Severe weather expected to move out by holiday weekend
CHARLESTON, W.Va. - The National Weather Service says the recent rash of bad weather in the Charleston area is expected to subside just in time for the holiday weekend.
Nick Webb, a meteorologist with the Charleston branch, said the storms experienced in the area over the past few days are the result of an upper trough, an elongated area of low atmospheric pressure, which traveled down from Canada to affect the entire upper-Mississippi valley region.
The area was under a flash food watch Thursday evening, but dry, cool conditions are predicted beginning Friday night. Those conditions should continue throughout the weekend.
"Once we get past the night (Thursday), we'll be fine through the weekend," Webb said.
Webb said storms Wednesday afternoon produced a microburst, sinking air in a thunderstorm with a scale of less than 2.5 miles, in Hurricane. When the microburst occurred at 3:30 p.m., winds of 70 mph to 80 mph ripped up trees causing damages to homes and property in an area 150 yards wide and for three-tenths of a mile. Residents reported temporary power outages.
The storm destroyed two mobile homes and caused damage to two others in the Marina Park neighborhood of Hurricane, Putnam County Sheriff Steve DeWeese said. Two minor injuries were reported, including a sprained arm.
DeWeese said his office has also received reports of damages to a number of vehicles in the area, but exact numbers have not yet been confirmed.
Scott Jones, who works at the Putnam Public Service District about a half-mile from Marina Park, said the storm only four minutes but was "extremely aggressive."
The Weather Service said a microburst could cause damage comparable to tornadoes.
The last reported microburst in the area was Aug. 15, 2010. A similar storm system with 75 mph winds uprooted 80 to 100 trees and caused damage to landscaping on the Sleepy Hollow Golf course. The debris from the storm caused several holes on the course to be temporarily closed, but did not shut down the course.

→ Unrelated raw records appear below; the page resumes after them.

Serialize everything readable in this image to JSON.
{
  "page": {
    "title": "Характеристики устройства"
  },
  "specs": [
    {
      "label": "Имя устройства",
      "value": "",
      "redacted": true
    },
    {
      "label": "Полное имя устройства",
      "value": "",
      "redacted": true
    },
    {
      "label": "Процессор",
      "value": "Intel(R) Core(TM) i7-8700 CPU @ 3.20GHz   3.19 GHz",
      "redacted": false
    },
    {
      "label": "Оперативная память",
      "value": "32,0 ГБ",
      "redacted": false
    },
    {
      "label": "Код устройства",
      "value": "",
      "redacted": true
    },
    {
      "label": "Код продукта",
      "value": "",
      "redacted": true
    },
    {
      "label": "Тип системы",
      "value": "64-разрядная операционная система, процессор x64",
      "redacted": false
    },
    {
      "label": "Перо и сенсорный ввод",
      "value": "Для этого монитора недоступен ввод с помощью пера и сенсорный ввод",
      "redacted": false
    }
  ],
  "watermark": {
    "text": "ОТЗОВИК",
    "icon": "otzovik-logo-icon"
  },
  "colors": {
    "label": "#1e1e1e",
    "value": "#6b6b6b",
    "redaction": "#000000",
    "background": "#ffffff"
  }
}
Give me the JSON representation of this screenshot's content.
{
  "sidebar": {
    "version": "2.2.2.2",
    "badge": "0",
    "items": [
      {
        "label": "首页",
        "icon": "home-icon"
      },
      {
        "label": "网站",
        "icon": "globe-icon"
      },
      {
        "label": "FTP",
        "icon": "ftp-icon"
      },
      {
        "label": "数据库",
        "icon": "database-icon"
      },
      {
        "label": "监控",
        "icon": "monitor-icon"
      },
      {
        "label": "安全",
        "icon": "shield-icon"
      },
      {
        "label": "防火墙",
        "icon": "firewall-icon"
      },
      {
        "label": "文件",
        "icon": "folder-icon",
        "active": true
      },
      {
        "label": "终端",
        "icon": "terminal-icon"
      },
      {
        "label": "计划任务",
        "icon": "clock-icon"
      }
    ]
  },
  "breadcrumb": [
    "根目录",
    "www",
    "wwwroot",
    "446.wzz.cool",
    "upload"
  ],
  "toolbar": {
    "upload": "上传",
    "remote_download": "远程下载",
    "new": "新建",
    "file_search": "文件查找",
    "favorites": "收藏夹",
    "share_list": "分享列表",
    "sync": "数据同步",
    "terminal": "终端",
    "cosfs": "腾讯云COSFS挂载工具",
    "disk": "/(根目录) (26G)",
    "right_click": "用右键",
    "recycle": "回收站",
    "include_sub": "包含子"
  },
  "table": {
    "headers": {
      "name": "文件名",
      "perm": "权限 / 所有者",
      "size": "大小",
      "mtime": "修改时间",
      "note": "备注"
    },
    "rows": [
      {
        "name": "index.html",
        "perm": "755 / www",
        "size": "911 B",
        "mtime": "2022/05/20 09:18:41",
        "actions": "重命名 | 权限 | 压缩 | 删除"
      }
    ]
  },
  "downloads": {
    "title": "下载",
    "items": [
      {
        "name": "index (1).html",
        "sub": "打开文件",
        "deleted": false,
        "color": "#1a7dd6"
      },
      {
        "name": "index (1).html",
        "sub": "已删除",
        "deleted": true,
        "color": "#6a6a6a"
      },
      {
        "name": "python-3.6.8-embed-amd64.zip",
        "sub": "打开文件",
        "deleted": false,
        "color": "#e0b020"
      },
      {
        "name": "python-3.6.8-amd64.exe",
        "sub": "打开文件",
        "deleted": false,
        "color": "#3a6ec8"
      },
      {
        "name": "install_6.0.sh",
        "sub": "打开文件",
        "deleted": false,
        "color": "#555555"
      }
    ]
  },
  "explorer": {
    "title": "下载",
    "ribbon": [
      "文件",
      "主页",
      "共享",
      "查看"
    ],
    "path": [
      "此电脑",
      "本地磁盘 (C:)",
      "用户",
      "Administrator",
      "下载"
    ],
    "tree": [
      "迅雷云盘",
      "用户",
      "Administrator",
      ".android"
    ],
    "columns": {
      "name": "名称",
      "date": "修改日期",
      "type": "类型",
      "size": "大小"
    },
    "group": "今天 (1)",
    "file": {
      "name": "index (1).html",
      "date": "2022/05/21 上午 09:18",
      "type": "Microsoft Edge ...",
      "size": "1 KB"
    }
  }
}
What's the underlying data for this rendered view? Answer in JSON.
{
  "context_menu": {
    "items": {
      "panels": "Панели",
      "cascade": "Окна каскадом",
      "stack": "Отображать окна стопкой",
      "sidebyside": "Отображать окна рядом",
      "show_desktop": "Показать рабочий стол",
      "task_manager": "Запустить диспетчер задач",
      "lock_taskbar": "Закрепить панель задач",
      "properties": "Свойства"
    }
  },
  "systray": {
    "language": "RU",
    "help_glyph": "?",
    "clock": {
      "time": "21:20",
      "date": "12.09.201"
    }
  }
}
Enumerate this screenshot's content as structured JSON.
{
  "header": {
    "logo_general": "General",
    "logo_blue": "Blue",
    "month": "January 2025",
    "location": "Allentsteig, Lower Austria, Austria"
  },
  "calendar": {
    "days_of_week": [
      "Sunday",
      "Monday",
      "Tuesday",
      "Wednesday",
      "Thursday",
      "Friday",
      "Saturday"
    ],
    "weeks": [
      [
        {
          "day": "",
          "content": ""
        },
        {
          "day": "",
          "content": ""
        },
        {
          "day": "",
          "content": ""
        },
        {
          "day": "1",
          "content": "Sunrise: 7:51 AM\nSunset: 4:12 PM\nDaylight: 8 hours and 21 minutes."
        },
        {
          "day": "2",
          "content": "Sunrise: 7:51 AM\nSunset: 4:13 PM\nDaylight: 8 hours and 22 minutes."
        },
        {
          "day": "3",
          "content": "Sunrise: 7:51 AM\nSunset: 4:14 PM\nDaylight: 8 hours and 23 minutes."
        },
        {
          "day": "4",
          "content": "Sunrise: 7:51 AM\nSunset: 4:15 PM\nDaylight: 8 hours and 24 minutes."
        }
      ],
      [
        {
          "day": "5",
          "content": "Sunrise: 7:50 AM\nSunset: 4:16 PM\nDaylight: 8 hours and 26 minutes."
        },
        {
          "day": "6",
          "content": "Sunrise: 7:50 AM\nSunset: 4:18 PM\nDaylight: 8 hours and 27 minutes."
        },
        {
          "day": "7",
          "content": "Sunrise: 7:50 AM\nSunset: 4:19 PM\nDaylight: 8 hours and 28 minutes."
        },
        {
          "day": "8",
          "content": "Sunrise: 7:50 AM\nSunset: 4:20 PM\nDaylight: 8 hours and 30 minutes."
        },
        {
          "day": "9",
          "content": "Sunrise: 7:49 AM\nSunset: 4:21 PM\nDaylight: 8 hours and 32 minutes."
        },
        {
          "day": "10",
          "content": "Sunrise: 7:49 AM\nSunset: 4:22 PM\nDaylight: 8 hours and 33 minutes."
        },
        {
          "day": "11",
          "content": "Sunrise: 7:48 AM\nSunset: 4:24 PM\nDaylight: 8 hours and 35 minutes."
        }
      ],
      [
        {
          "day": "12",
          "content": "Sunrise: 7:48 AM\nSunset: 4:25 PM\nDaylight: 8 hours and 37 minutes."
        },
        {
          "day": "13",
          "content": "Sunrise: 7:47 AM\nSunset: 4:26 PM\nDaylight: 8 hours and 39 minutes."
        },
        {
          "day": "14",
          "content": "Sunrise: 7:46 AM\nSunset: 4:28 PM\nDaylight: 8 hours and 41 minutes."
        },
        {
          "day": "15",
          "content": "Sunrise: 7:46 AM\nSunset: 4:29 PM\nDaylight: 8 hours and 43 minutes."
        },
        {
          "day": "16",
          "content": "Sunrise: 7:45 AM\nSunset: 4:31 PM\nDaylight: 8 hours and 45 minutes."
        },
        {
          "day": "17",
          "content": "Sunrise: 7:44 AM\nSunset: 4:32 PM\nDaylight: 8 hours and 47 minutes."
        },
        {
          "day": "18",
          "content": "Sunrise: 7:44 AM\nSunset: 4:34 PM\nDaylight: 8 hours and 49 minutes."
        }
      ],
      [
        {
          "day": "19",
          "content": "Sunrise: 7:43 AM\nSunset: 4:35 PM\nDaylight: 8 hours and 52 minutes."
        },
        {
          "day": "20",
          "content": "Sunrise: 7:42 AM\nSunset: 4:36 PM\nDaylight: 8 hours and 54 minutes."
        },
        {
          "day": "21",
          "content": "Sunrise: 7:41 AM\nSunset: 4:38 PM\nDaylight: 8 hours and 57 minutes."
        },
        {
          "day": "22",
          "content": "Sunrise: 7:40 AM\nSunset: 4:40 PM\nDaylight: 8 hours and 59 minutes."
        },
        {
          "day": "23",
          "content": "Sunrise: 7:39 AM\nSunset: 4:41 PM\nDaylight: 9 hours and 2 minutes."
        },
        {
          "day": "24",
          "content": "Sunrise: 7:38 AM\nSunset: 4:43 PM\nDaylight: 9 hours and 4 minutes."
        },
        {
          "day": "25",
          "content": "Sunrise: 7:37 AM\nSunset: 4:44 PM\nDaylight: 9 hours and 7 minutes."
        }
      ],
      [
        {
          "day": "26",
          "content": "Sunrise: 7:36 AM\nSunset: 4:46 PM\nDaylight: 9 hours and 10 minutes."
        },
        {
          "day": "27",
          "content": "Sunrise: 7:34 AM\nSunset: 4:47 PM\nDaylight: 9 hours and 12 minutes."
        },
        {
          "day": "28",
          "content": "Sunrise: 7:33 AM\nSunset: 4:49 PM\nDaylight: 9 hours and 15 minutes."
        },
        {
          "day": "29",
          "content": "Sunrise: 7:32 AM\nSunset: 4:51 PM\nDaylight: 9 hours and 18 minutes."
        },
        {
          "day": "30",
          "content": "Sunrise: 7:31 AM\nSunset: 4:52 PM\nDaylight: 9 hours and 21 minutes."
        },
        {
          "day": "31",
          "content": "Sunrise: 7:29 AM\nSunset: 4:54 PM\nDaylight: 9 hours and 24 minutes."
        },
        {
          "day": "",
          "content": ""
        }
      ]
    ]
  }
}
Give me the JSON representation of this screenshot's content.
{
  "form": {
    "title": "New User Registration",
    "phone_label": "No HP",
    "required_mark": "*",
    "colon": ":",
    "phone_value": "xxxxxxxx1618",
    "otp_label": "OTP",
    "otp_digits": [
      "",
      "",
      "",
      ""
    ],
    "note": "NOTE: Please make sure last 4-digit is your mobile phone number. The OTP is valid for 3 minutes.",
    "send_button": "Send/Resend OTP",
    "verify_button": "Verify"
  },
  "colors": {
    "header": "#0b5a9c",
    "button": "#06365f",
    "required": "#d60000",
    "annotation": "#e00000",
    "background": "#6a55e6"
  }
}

Contact writer Charles Young at firstname.lastname@example.org or 304-348-1796